Proposed Legislation Would Give JCPS Superintendent Greater Authority
February 15, 2019 – A Kentucky legislator is introducing legislation that would give JCPS Superintendent Marty Pollio greater authority over the largest school district in the state. The legislation would give the superintendent the power to hire and fire principals and demote senior central office staff. The district has just come through a tumultuous year.
Legislation Would Allow Parents to Opt Students out of State Testing
February 13, 2019 – “House Bill 331, sponsored by Jefferson County Republicans Rep. Jason Nemes and Rep. David Osborne, would let parents pull their students out of ‘high-stakes’ state tests like KPREP, and districts would be required to notify parents of the opt-out option, plus have policies in place should a parent choose to go that route.”
Commissioner Supports Minimum Graduation Requirements
February 12, 2019 – New graduation requirements give students entering high school the chance to take more classes geared toward their plans after graduation. The state’s education commissioner recently testified in support of amendments to 704 KAR3:305, proposed minimum high school graduation requirements that were passed by the Kentucky Board of Education in December.
School District to Close
February 12, 2019 – The Silver Grove Independent School District will close, bringing the number of districts in the state to 172. There is a possibility the district with merge with the Campbell County School district in Northern Kentucky, pending a vote by the Campbell County school board at its next meeting.
STEM Education a Priority
February 13, 2019 – Governor Bill Lee is proposing $4 million be used to boost STEM education, including the creation of statewide K-8 computer science standards. His goal is for Tennessee to be on of the top 25 states for job creation in STEM areas by 2025.
MNPS Board Calls for Investigation
February 13, 2019 – The Metro Nashville Public School Board is weighing whether to move forward with an outside investigation of the possible violation of purchasing rules in business contracts with vendors.
Students in Need of Remedial Lessons
February 13, 2019 – “Data released to the Tennessee Senate Education Committee on Wednesday shows that 46 percent of the 33,000 high school graduates who were set to enroll in Tennessee’s public colleges at the end of the 2016-2017 school year required remedial math training. A total of 33 percent did so with reading.”

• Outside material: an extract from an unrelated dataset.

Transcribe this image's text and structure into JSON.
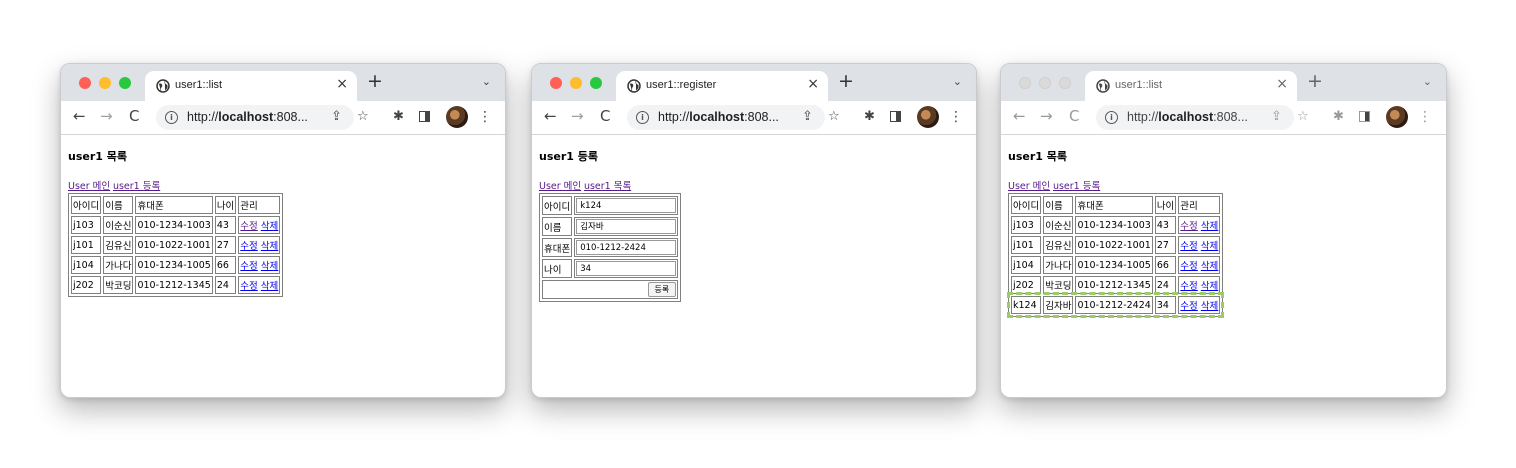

Encouraging Vocational Training in Tennessee
February 13, 2019 – Leaders in Johnson County are backing a resolution urging the state legislature to allow students to use the ACT National Career Readiness Certificate Examination instead of using their retake option for the ACT or SAT. They believe this will expand opportunities for students by allowing them to demonstrate their credentials and employability.

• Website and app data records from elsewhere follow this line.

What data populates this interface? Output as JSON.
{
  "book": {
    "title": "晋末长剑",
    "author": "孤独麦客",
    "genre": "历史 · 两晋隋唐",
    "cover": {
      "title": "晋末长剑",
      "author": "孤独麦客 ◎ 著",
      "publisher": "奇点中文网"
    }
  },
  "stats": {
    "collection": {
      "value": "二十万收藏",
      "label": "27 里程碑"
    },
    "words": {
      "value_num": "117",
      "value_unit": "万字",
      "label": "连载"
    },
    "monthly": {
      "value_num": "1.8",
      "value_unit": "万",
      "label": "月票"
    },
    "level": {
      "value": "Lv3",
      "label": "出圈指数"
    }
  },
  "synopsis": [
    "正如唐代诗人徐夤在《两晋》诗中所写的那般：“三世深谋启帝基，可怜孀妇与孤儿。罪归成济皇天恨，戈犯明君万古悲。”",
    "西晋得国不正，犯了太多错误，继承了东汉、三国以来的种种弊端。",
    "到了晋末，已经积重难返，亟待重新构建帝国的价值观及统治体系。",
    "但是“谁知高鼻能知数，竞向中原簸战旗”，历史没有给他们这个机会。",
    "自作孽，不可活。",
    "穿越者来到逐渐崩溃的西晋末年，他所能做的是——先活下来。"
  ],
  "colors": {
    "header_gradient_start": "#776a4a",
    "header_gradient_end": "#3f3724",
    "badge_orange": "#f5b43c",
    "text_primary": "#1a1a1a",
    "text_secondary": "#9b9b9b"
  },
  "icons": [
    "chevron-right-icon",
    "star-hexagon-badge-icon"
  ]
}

New Commissioner Completes First Week on the Job
February 8, 2019 – Tennessee’s new commissioner praised the state’s academic gains of the last decade and promises to keep this momentum moving forward by supporting school communities. She is visiting schools across the state to “listen and learn” about successes and needs.
Proposed Budget Would Negatively Impact Rural Schools

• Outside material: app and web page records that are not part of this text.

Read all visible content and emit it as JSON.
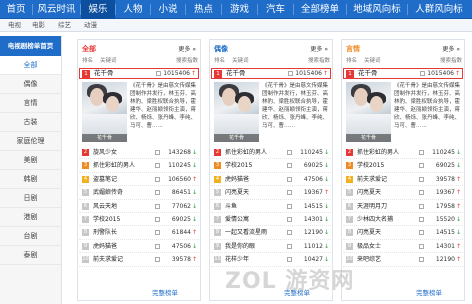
{
  "topnav": {
    "items": [
      "首页",
      "风云时讯",
      "娱乐",
      "人物",
      "小说",
      "热点",
      "游戏",
      "汽车",
      "全部榜单",
      "地域风向标",
      "人群风向标"
    ],
    "active": "娱乐"
  },
  "subnav": {
    "items": [
      "电视",
      "电影",
      "综艺",
      "动漫"
    ]
  },
  "sidebar": {
    "title": "电视剧榜单首页",
    "items": [
      "全部",
      "偶像",
      "言情",
      "古装",
      "家庭伦理",
      "美剧",
      "韩剧",
      "日剧",
      "港剧",
      "台剧",
      "泰剧"
    ],
    "active": "全部"
  },
  "panels": [
    {
      "title": "全部",
      "title_color": "#e53935",
      "more": "更多 »",
      "columns": [
        "排名",
        "关键词",
        "搜索指数"
      ],
      "featured": {
        "rank": "1",
        "name": "花千骨",
        "value": "1015406",
        "trend": "up"
      },
      "poster_text": "花千骨",
      "description": "《花千骨》是由慈文传媒集团制作并发行，林玉芬、高林豹、梁胜权联合执导，霍建华、赵丽颖领衔主演，蒋欣、杨烁、张丹峰、李纯、马可、曹……",
      "rows": [
        {
          "rank": "2",
          "name": "旋风少女",
          "value": "143268",
          "trend": "down"
        },
        {
          "rank": "3",
          "name": "抓住彩虹的男人",
          "value": "110245",
          "trend": "down"
        },
        {
          "rank": "4",
          "name": "盗墓笔记",
          "value": "106560",
          "trend": "up"
        },
        {
          "rank": "5",
          "name": "武媚娘传奇",
          "value": "86451",
          "trend": "down"
        },
        {
          "rank": "6",
          "name": "风云天地",
          "value": "77062",
          "trend": "down"
        },
        {
          "rank": "7",
          "name": "学校2015",
          "value": "69025",
          "trend": "down"
        },
        {
          "rank": "8",
          "name": "刑警队长",
          "value": "61844",
          "trend": "up"
        },
        {
          "rank": "9",
          "name": "虎妈猫爸",
          "value": "47506",
          "trend": "down"
        },
        {
          "rank": "10",
          "name": "前夫求爱记",
          "value": "39578",
          "trend": "up"
        }
      ],
      "full_link": "完整榜单"
    },
    {
      "title": "偶像",
      "title_color": "#1f6dc9",
      "more": "更多 »",
      "columns": [
        "排名",
        "关键词",
        "搜索指数"
      ],
      "featured": {
        "rank": "1",
        "name": "花千骨",
        "value": "1015406",
        "trend": "up"
      },
      "poster_text": "花千骨",
      "description": "《花千骨》是由慈文传媒集团制作并发行，林玉芬、高林豹、梁胜权联合执导，霍建华、赵丽颖领衔主演，蒋欣、杨烁、张丹峰、李纯、马可、曹……",
      "rows": [
        {
          "rank": "2",
          "name": "抓住彩虹的男人",
          "value": "110245",
          "trend": "down"
        },
        {
          "rank": "3",
          "name": "学校2015",
          "value": "69025",
          "trend": "down"
        },
        {
          "rank": "4",
          "name": "虎妈猫爸",
          "value": "47506",
          "trend": "down"
        },
        {
          "rank": "5",
          "name": "闪亮夏天",
          "value": "19367",
          "trend": "up"
        },
        {
          "rank": "6",
          "name": "斗鱼",
          "value": "14515",
          "trend": "down"
        },
        {
          "rank": "7",
          "name": "爱情公寓",
          "value": "14301",
          "trend": "down"
        },
        {
          "rank": "8",
          "name": "一起又看流星雨",
          "value": "12190",
          "trend": "down"
        },
        {
          "rank": "9",
          "name": "我是你的眼",
          "value": "11012",
          "trend": "down"
        },
        {
          "rank": "10",
          "name": "花样少年",
          "value": "10427",
          "trend": "down"
        }
      ],
      "full_link": "完整榜单"
    },
    {
      "title": "言情",
      "title_color": "#f08a24",
      "more": "更多 »",
      "columns": [
        "排名",
        "关键词",
        "搜索指数"
      ],
      "featured": {
        "rank": "1",
        "name": "花千骨",
        "value": "1015406",
        "trend": "up"
      },
      "poster_text": "花千骨",
      "description": "《花千骨》是由慈文传媒集团制作并发行，林玉芬、高林豹、梁胜权联合执导，霍建华、赵丽颖领衔主演，蒋欣、杨烁、张丹峰、李纯、马可、曹……",
      "rows": [
        {
          "rank": "2",
          "name": "抓住彩虹的男人",
          "value": "110245",
          "trend": "down"
        },
        {
          "rank": "3",
          "name": "学校2015",
          "value": "69025",
          "trend": "down"
        },
        {
          "rank": "4",
          "name": "前夫求爱记",
          "value": "39578",
          "trend": "up"
        },
        {
          "rank": "5",
          "name": "闪亮夏天",
          "value": "19367",
          "trend": "up"
        },
        {
          "rank": "6",
          "name": "天涯明月刀",
          "value": "17958",
          "trend": "up"
        },
        {
          "rank": "7",
          "name": "少林四大名捕",
          "value": "15520",
          "trend": "down"
        },
        {
          "rank": "8",
          "name": "闪亮夏天",
          "value": "14515",
          "trend": "down"
        },
        {
          "rank": "9",
          "name": "极品女士",
          "value": "14301",
          "trend": "up"
        },
        {
          "rank": "10",
          "name": "来吧综艺",
          "value": "12190",
          "trend": "up"
        }
      ],
      "full_link": "完整榜单"
    }
  ],
  "watermark": "ZOL 游资网"
}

February 13, 2019 – “The proposed Virginia House of Delegates budget would pull nearly $5 million from impoverished rural school districts and redistribute the funds to mostly wealthier areas, according to the Coalition of Small and Rural Schools of Virginia. Lawmakers in Richmond presently have three spending plans: a governor’s budget that puts more money into the At-Risk Add On program aiding divisions with higher poverty rates, a House plan that would strip many of those funds away and apportion more lottery funds for education and a Senate version that also reduces total funding.”
House Passes Reform Bill on Third Reading
February 14, 2019 – By a 71-29 vote, the West Virginia House has passed a controversial education reform bill on its third and final reading. The bill now moves to a Senate/House conference committee where members will try to come to some agreement on differences.
Public Hearings Well Attended
February 11, 2019 – Two public hearings regarding a complex education bill were well-attended. Dozens of speakers spoke out against the bill and expressed concern that educators were not consulted when the bill was drafted.
Possible Work Action Approved
February 9, 2019 – Authorization for possible work action, pending the results of action on an omnibus education bill, has been approved by three organizations in the state—AFT-WV, WVEA, and WVSSPA. Educators and union leaders around the state continue to closely watch action on the legislation.